## Exercise
In the records that follow, show each line where the word "icon" is present.
· · · ·
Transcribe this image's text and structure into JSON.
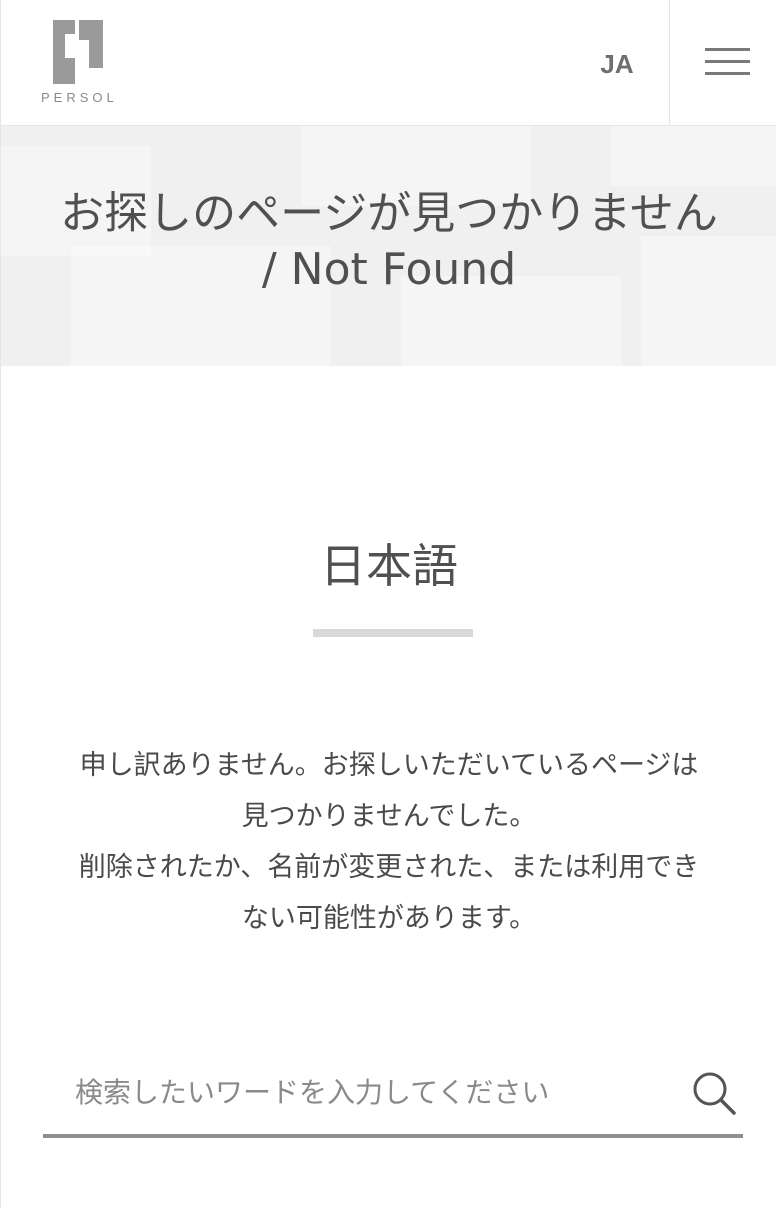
{
  "header": {
    "logo_text": "PERSOL",
    "language": "JA",
    "menu_icon": "hamburger-menu-icon"
  },
  "hero": {
    "title_line1": "お探しのページが見つかりません",
    "title_line2": "/ Not Found"
  },
  "section": {
    "title": "日本語"
  },
  "message": {
    "line1": "申し訳ありません。お探しいただいているページは",
    "line2": "見つかりませんでした。",
    "line3": "削除されたか、名前が変更された、または利用でき",
    "line4": "ない可能性があります。"
  },
  "search": {
    "placeholder": "検索したいワードを入力してください",
    "icon": "search-icon"
  },
  "colors": {
    "text": "#4a4a4a",
    "hero_bg": "#f0f0f0",
    "underline": "#d9d9d9",
    "search_border": "#8f8f8f",
    "logo": "#9a9a9a"
  }
}
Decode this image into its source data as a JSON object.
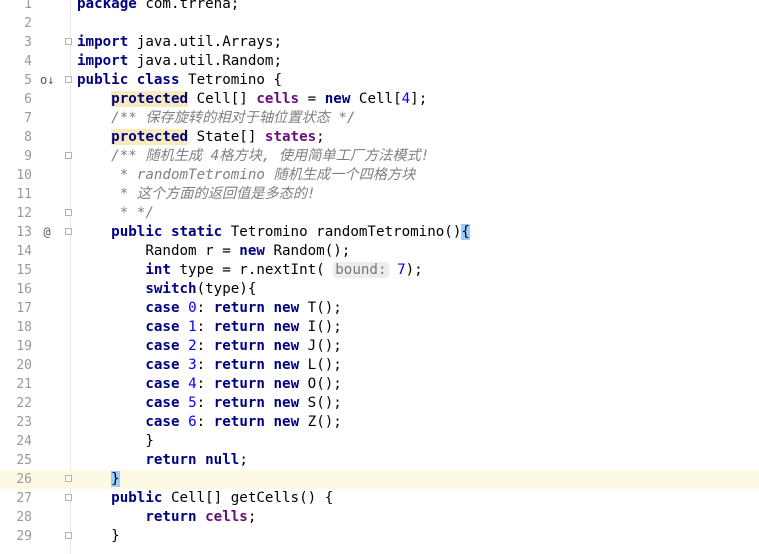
{
  "editor": {
    "lines": [
      {
        "num": "1",
        "tokens": [
          {
            "t": "package",
            "c": "kw"
          },
          {
            "t": " com.trrena;",
            "c": ""
          }
        ]
      },
      {
        "num": "2",
        "tokens": []
      },
      {
        "num": "3",
        "fold": true,
        "tokens": [
          {
            "t": "import",
            "c": "kw"
          },
          {
            "t": " java.util.Arrays;",
            "c": ""
          }
        ]
      },
      {
        "num": "4",
        "tokens": [
          {
            "t": "import",
            "c": "kw"
          },
          {
            "t": " java.util.Random;",
            "c": ""
          }
        ]
      },
      {
        "num": "5",
        "marker": "o↓",
        "fold": true,
        "tokens": [
          {
            "t": "public class",
            "c": "kw"
          },
          {
            "t": " Tetromino {",
            "c": ""
          }
        ]
      },
      {
        "num": "6",
        "tokens": [
          {
            "t": "    "
          },
          {
            "t": "protected",
            "c": "kwb"
          },
          {
            "t": " Cell[] "
          },
          {
            "t": "cells",
            "c": "fld"
          },
          {
            "t": " = "
          },
          {
            "t": "new",
            "c": "kw"
          },
          {
            "t": " Cell["
          },
          {
            "t": "4",
            "c": "num"
          },
          {
            "t": "];"
          }
        ]
      },
      {
        "num": "7",
        "tokens": [
          {
            "t": "    "
          },
          {
            "t": "/** 保存旋转的相对于轴位置状态 */",
            "c": "cmt"
          }
        ]
      },
      {
        "num": "8",
        "tokens": [
          {
            "t": "    "
          },
          {
            "t": "protected",
            "c": "kwb"
          },
          {
            "t": " State[] "
          },
          {
            "t": "states",
            "c": "fld"
          },
          {
            "t": ";"
          }
        ]
      },
      {
        "num": "9",
        "fold": true,
        "tokens": [
          {
            "t": "    "
          },
          {
            "t": "/** 随机生成 ",
            "c": "cmt"
          },
          {
            "t": "4",
            "c": "cmt"
          },
          {
            "t": "格方块, 使用简单工厂方法模式!",
            "c": "cmt"
          }
        ]
      },
      {
        "num": "10",
        "tokens": [
          {
            "t": "     "
          },
          {
            "t": "* ",
            "c": "cmt"
          },
          {
            "t": "randomTetromino",
            "c": "cmt"
          },
          {
            "t": " 随机生成一个四格方块",
            "c": "cmt"
          }
        ]
      },
      {
        "num": "11",
        "tokens": [
          {
            "t": "     "
          },
          {
            "t": "* 这个方面的返回值是多态的!",
            "c": "cmt"
          }
        ]
      },
      {
        "num": "12",
        "fold": true,
        "tokens": [
          {
            "t": "     "
          },
          {
            "t": "* */",
            "c": "cmt"
          }
        ]
      },
      {
        "num": "13",
        "marker": "@",
        "fold": true,
        "tokens": [
          {
            "t": "    "
          },
          {
            "t": "public static",
            "c": "kw"
          },
          {
            "t": " Tetromino randomTetromino()"
          },
          {
            "t": "{",
            "c": "brace"
          }
        ]
      },
      {
        "num": "14",
        "tokens": [
          {
            "t": "        Random r = "
          },
          {
            "t": "new",
            "c": "kw"
          },
          {
            "t": " Random();"
          }
        ]
      },
      {
        "num": "15",
        "tokens": [
          {
            "t": "        "
          },
          {
            "t": "int",
            "c": "kw"
          },
          {
            "t": " type = r.nextInt( "
          },
          {
            "t": "bound:",
            "c": "hint"
          },
          {
            "t": " "
          },
          {
            "t": "7",
            "c": "num"
          },
          {
            "t": ");"
          }
        ]
      },
      {
        "num": "16",
        "tokens": [
          {
            "t": "        "
          },
          {
            "t": "switch",
            "c": "kw"
          },
          {
            "t": "(type){"
          }
        ]
      },
      {
        "num": "17",
        "tokens": [
          {
            "t": "        "
          },
          {
            "t": "case",
            "c": "kw"
          },
          {
            "t": " "
          },
          {
            "t": "0",
            "c": "num"
          },
          {
            "t": ": "
          },
          {
            "t": "return new",
            "c": "kw"
          },
          {
            "t": " T();"
          }
        ]
      },
      {
        "num": "18",
        "tokens": [
          {
            "t": "        "
          },
          {
            "t": "case",
            "c": "kw"
          },
          {
            "t": " "
          },
          {
            "t": "1",
            "c": "num"
          },
          {
            "t": ": "
          },
          {
            "t": "return new",
            "c": "kw"
          },
          {
            "t": " I();"
          }
        ]
      },
      {
        "num": "19",
        "tokens": [
          {
            "t": "        "
          },
          {
            "t": "case",
            "c": "kw"
          },
          {
            "t": " "
          },
          {
            "t": "2",
            "c": "num"
          },
          {
            "t": ": "
          },
          {
            "t": "return new",
            "c": "kw"
          },
          {
            "t": " J();"
          }
        ]
      },
      {
        "num": "20",
        "tokens": [
          {
            "t": "        "
          },
          {
            "t": "case",
            "c": "kw"
          },
          {
            "t": " "
          },
          {
            "t": "3",
            "c": "num"
          },
          {
            "t": ": "
          },
          {
            "t": "return new",
            "c": "kw"
          },
          {
            "t": " L();"
          }
        ]
      },
      {
        "num": "21",
        "tokens": [
          {
            "t": "        "
          },
          {
            "t": "case",
            "c": "kw"
          },
          {
            "t": " "
          },
          {
            "t": "4",
            "c": "num"
          },
          {
            "t": ": "
          },
          {
            "t": "return new",
            "c": "kw"
          },
          {
            "t": " O();"
          }
        ]
      },
      {
        "num": "22",
        "tokens": [
          {
            "t": "        "
          },
          {
            "t": "case",
            "c": "kw"
          },
          {
            "t": " "
          },
          {
            "t": "5",
            "c": "num"
          },
          {
            "t": ": "
          },
          {
            "t": "return new",
            "c": "kw"
          },
          {
            "t": " S();"
          }
        ]
      },
      {
        "num": "23",
        "tokens": [
          {
            "t": "        "
          },
          {
            "t": "case",
            "c": "kw"
          },
          {
            "t": " "
          },
          {
            "t": "6",
            "c": "num"
          },
          {
            "t": ": "
          },
          {
            "t": "return new",
            "c": "kw"
          },
          {
            "t": " Z();"
          }
        ]
      },
      {
        "num": "24",
        "tokens": [
          {
            "t": "        }"
          }
        ]
      },
      {
        "num": "25",
        "tokens": [
          {
            "t": "        "
          },
          {
            "t": "return null",
            "c": "kw"
          },
          {
            "t": ";"
          }
        ]
      },
      {
        "num": "26",
        "fold": true,
        "highlight": true,
        "tokens": [
          {
            "t": "    "
          },
          {
            "t": "}",
            "c": "brace"
          }
        ]
      },
      {
        "num": "27",
        "fold": true,
        "tokens": [
          {
            "t": "    "
          },
          {
            "t": "public",
            "c": "kw"
          },
          {
            "t": " Cell[] getCells() {"
          }
        ]
      },
      {
        "num": "28",
        "tokens": [
          {
            "t": "        "
          },
          {
            "t": "return",
            "c": "kw"
          },
          {
            "t": " "
          },
          {
            "t": "cells",
            "c": "fld"
          },
          {
            "t": ";"
          }
        ]
      },
      {
        "num": "29",
        "fold": true,
        "tokens": [
          {
            "t": "    }"
          }
        ]
      }
    ]
  },
  "colors": {
    "keyword": "#000080",
    "field": "#660e7a",
    "number": "#0000ff",
    "comment": "#808080",
    "current_line": "#fcfae2",
    "brace_match": "#99ccff"
  }
}
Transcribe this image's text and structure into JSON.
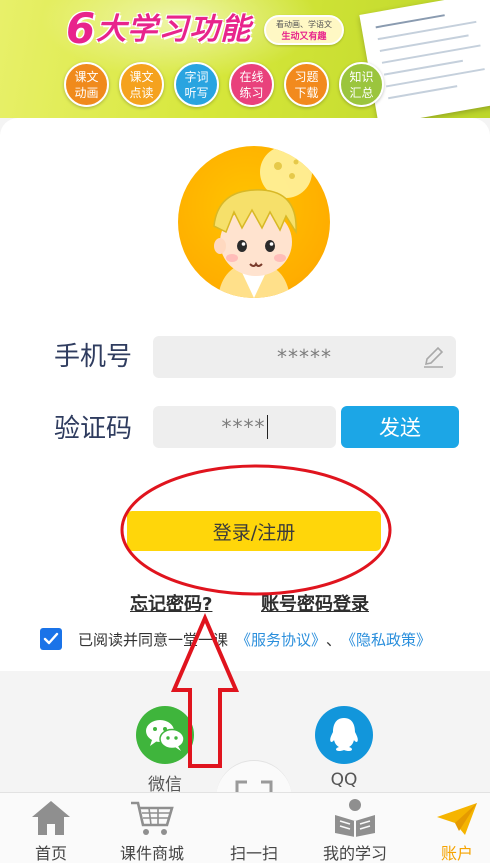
{
  "banner": {
    "title_number": "6",
    "title": "大学习功能",
    "slogan_line1": "看动画、学语文",
    "slogan_line2": "生动又有趣",
    "features": [
      {
        "label": "课文\n动画",
        "color": "#f08a1c"
      },
      {
        "label": "课文\n点读",
        "color": "#f5a21e"
      },
      {
        "label": "字词\n听写",
        "color": "#29a4e0"
      },
      {
        "label": "在线\n练习",
        "color": "#e9417c"
      },
      {
        "label": "习题\n下载",
        "color": "#f28a1d"
      },
      {
        "label": "知识\n汇总",
        "color": "#9bc53d"
      }
    ]
  },
  "login": {
    "phone_label": "手机号",
    "phone_value": "*****",
    "code_label": "验证码",
    "code_value": "****",
    "send_label": "发送",
    "submit_label": "登录/注册",
    "forgot_label": "忘记密码?",
    "password_login_label": "账号密码登录",
    "agree_text": "已阅读并同意一堂一课",
    "service_agreement": "《服务协议》",
    "separator": "、",
    "privacy_policy": "《隐私政策》",
    "agree_checked": true
  },
  "social": {
    "wechat_label": "微信",
    "qq_label": "QQ",
    "wechat_color": "#3fb53c",
    "qq_color": "#1296db"
  },
  "nav": {
    "items": [
      {
        "label": "首页",
        "icon": "home-icon"
      },
      {
        "label": "课件商城",
        "icon": "cart-icon"
      },
      {
        "label": "扫一扫",
        "icon": "scan-icon"
      },
      {
        "label": "我的学习",
        "icon": "reading-icon"
      },
      {
        "label": "账户",
        "icon": "paper-plane-icon",
        "active": true
      }
    ],
    "active_color": "#f5a300"
  },
  "colors": {
    "accent_yellow": "#ffd60a",
    "send_blue": "#1ca6e6",
    "annotation_red": "#e0141e"
  }
}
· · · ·
## Exercise result
    "menu_icon": "hamburger-menu-icon"
    "icon": "search-icon"
        "icon": "home-icon"
        "icon": "cart-icon"
        "icon": "scan-icon"
        "icon": "reading-icon"
        "icon": "paper-plane-icon",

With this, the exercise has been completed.